Exactly as given, write out all the entries again.

——

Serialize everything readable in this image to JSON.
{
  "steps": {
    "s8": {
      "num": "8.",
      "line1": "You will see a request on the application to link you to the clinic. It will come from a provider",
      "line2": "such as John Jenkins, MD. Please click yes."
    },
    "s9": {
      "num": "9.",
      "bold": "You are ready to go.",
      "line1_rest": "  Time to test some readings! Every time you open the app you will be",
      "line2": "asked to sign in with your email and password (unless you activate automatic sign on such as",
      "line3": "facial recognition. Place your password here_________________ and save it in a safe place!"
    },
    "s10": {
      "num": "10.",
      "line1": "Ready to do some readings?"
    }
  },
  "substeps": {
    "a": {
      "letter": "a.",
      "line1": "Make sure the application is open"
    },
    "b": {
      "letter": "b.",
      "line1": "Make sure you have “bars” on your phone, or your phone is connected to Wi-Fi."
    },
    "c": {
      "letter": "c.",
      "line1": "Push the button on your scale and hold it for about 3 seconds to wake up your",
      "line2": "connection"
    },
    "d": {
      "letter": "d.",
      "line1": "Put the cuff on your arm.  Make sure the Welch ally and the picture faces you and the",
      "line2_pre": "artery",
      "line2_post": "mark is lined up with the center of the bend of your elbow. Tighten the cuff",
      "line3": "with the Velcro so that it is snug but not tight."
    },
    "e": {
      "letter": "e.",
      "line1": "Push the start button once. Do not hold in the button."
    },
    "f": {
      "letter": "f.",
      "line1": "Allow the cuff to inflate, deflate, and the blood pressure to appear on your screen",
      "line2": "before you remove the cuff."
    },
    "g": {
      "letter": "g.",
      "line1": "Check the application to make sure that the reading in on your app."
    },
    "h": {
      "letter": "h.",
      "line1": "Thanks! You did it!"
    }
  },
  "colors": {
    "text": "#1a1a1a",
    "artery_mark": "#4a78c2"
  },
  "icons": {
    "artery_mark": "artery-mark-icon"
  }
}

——

- **RESULT FOR THIS EXERCISE**:
Serialize everything readable in this image to JSON.
{
  "steps": {
    "s8": {
      "num": "8.",
      "line1": "You will see a request on the application to link you to the clinic. It will come from a provider",
      "line2": "such as John Jenkins, MD. Please click yes."
    },
    "s9": {
      "num": "9.",
      "bold": "You are ready to go.",
      "line1_rest": "  Time to test some readings! Every time you open the app you will be",
      "line2": "asked to sign in with your email and password (unless you activate automatic sign on such as",
      "line3": "facial recognition. Place your password here_________________ and save it in a safe place!"
    },
    "s10": {
      "num": "10.",
      "line1": "Ready to do some readings?"
    }
  },
  "substeps": {
    "a": {
      "letter": "a.",
      "line1": "Make sure the application is open"
    },
    "b": {
      "letter": "b.",
      "line1": "Make sure you have “bars” on your phone, or your phone is connected to Wi-Fi."
    },
    "c": {
      "letter": "c.",
      "line1": "Push the button on your scale and hold it for about 3 seconds to wake up your",
      "line2": "connection"
    },
    "d": {
      "letter": "d.",
      "line1": "Put the cuff on your arm.  Make sure the Welch ally and the picture faces you and the",
      "line2_pre": "artery",
      "line2_post": "mark is lined up with the center of the bend of your elbow. Tighten the cuff",
      "line3": "with the Velcro so that it is snug but not tight."
    },
    "e": {
      "letter": "e.",
      "line1": "Push the start button once. Do not hold in the button."
    },
    "f": {
      "letter": "f.",
      "line1": "Allow the cuff to inflate, deflate, and the blood pressure to appear on your screen",
      "line2": "before you remove the cuff."
    },
    "g": {
      "letter": "g.",
      "line1": "Check the application to make sure that the reading in on your app."
    },
    "h": {
      "letter": "h.",
      "line1": "Thanks! You did it!"
    }
  },
  "colors": {
    "text": "#1a1a1a",
    "artery_mark": "#4a78c2"
  },
  "icons": {
    "artery_mark": "artery-mark-icon"
  }
}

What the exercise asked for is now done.